High blood pressure (hypertension) has been called the “silent epidemic”. That’s because, decades ago, before doctors—and their patients—began paying routine attention to this important health parameter, many people developed and suffered from excessively high blood pressure—without realizing it.
Undiagnosed—and more importantly, untreated—hypertension is dangerous. Living with hypertension is a major risk factor for heart attack and stroke. Conversely, managing hypertension—taking steps to keep pressure under control and within target ranges—goes a long way toward reducing your relative risk of heart disease.
Few Outward Signs
Unfortunately, hypertension’s reputation for being “silent” reflects a relative lack of symptoms associated with this condition. It’s possible to suffer from dangerously high blood pressure with few outward signs of your condition. That’s why it’s extremely important to have your blood pressure measured by your doctor on a fairly routine basis.
If your doctor documents an alarmingly high result, fear not; blood pressure rises and falls naturally throughout the day. Among other things, our emotions, stress level, and certain activities can temporarily boost blood pressure. That’s why doctors are now encouraged to take multiple readings, rather than the traditional single reading, when you show up for an appointment.

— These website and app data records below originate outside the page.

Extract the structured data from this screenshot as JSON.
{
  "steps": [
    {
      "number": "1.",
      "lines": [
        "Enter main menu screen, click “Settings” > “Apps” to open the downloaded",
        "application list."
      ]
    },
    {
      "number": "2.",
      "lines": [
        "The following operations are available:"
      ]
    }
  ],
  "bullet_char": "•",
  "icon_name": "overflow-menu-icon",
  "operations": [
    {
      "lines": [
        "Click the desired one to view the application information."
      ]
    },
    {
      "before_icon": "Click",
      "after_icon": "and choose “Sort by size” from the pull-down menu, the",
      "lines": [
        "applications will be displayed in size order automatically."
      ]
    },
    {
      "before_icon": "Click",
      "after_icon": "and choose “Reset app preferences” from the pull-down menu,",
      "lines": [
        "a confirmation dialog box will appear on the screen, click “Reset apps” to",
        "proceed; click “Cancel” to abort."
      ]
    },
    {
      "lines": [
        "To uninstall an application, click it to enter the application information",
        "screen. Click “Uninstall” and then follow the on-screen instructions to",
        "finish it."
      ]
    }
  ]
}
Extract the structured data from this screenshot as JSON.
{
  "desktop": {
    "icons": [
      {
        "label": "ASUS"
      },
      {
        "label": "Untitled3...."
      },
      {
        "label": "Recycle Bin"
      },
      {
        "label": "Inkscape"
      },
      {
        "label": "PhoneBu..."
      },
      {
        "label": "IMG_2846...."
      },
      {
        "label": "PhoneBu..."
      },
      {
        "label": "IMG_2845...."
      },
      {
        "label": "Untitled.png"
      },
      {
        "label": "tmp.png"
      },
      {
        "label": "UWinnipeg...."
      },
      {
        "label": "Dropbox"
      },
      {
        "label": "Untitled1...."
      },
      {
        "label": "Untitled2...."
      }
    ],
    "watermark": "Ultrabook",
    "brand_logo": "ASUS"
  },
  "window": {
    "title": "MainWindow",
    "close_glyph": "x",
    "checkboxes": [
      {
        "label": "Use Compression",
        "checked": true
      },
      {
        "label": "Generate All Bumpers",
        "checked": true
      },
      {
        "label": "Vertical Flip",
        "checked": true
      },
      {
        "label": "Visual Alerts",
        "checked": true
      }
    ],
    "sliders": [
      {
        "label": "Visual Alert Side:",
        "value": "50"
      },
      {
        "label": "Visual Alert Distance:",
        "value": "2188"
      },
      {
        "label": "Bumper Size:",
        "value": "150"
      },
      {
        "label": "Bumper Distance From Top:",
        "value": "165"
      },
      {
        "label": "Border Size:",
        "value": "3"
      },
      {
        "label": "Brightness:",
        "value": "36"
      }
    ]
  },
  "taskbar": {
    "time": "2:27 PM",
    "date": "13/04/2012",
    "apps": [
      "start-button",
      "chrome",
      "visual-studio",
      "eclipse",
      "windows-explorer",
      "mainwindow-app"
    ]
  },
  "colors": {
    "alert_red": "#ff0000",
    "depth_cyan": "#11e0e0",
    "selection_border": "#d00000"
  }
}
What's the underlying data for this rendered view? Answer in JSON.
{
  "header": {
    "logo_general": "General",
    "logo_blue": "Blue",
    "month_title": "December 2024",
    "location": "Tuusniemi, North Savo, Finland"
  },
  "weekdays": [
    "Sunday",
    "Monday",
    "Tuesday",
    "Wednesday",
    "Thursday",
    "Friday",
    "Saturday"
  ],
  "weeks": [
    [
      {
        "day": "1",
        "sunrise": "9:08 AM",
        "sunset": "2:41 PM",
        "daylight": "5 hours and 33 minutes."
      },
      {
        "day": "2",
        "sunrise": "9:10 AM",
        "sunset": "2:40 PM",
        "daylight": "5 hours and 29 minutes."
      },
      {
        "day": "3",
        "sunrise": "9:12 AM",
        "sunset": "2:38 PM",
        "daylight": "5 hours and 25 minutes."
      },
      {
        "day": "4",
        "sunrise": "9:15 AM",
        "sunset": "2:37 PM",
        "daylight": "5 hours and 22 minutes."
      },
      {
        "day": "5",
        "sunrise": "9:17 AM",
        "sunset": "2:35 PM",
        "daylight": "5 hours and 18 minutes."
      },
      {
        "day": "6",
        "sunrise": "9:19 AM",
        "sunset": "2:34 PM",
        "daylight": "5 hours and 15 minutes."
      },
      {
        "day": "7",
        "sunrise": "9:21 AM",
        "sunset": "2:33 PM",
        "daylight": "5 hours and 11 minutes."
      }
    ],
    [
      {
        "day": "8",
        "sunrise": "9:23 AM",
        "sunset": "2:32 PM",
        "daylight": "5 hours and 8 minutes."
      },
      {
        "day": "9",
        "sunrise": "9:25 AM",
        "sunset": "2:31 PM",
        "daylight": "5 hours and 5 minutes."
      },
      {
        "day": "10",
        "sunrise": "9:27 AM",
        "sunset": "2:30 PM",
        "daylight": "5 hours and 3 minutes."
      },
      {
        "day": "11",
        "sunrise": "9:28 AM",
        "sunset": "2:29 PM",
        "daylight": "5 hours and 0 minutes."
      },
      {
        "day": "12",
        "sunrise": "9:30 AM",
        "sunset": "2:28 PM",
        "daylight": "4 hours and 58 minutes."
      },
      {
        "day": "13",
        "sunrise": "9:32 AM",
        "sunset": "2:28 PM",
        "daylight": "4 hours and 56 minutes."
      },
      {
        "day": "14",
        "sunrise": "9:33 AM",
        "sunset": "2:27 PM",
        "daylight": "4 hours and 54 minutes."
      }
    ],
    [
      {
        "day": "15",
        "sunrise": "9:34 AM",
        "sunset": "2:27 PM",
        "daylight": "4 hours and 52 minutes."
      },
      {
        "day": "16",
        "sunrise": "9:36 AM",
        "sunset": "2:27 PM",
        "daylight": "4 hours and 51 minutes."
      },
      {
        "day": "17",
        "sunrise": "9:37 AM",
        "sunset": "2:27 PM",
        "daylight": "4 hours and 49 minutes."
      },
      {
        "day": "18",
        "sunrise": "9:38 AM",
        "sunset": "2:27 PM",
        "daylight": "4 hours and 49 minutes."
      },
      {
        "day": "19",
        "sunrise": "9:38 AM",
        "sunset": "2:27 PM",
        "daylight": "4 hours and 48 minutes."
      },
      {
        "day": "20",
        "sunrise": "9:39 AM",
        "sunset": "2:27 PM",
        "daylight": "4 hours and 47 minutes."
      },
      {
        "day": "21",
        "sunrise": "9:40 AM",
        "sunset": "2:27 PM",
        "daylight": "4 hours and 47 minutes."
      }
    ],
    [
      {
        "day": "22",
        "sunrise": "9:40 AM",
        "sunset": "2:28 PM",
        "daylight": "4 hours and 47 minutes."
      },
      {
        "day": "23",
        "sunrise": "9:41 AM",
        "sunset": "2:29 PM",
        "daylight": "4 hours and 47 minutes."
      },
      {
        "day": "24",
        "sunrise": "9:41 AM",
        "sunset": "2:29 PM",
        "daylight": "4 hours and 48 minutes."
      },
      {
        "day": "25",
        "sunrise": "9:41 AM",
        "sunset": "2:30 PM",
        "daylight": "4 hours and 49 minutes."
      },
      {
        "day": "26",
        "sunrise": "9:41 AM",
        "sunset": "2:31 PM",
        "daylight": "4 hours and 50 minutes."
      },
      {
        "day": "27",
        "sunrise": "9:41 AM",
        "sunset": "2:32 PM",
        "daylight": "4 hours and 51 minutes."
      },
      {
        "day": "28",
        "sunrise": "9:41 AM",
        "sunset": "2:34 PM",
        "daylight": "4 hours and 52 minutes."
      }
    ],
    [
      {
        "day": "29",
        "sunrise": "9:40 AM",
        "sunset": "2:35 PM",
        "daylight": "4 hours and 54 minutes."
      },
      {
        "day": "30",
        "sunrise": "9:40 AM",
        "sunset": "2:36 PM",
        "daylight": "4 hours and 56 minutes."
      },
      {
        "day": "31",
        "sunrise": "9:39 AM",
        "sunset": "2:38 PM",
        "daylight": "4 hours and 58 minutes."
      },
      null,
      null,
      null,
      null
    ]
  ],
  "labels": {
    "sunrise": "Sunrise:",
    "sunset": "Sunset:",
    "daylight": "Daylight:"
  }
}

Many patients suffer from what’s know as “white-coat hypertension”. This is a common phenomenon in which the mere sight of a doctor’s white coat—or the thought of being examined—can elevate one’s blood pressure. Fighting traffic, running for the elevator, and making your appointment with moments to spare can all result in temporarily high blood pressure. For this reason, don’t be too alarmed if your first reading is high than expected. Chances are, it will go down again once you’ve had a moment to rest and clear your head.
For the record, undiagnosed, relatively severe hypertension may manifest various symptoms, such as nosebleeds, fatigue, blurred vision, confusion, chest pain, or abnormal heartbeat. If you experience any of these warning signs, seek medical attention immediately.
A Time for Change
Of course, if your doctor notifies you that he or she is genuinely concerned about your readings, it may be time to address your hypertension. Depending on just how high your numbers have climbed, you will probably be prescribed various lifestyle changes to help bring your pressure under control. Weight loss is a prime goal. Excess weight almost inevitably correlates with elevated blood pressure. So too to inactivity and smoking.
In the past, blood pressure could only be monitored by a healthcare professional trained to use a blood pressure cuff (sphygmomanometer). But these days, many digital, self-measuring devices are available to consumers. If you have been diagnosed with hypertension, it may be advisable to invest in one of these simple-to-use devices so you can monitor your pressure throughout the day and evening.
This can give you, and your doctor, a better picture of your readings throughout the day. It’s a good way to assess the effectiveness of any medications of even lifestyle changes. Losing just 5% of your body weight, if you are overweight, for example, can lead to significant reductions in blood pressure.
Drinking fresh beet juice has also been shown to significantly lower blood pressure among people with mild to moderate hypertension. That’s because beets, and a select few other whole foods, are rich in dietary nitrates. These helpful compounds are converted in the body into compounds that directly lower blood pressure by signaling blood vessel muscle cells to relax.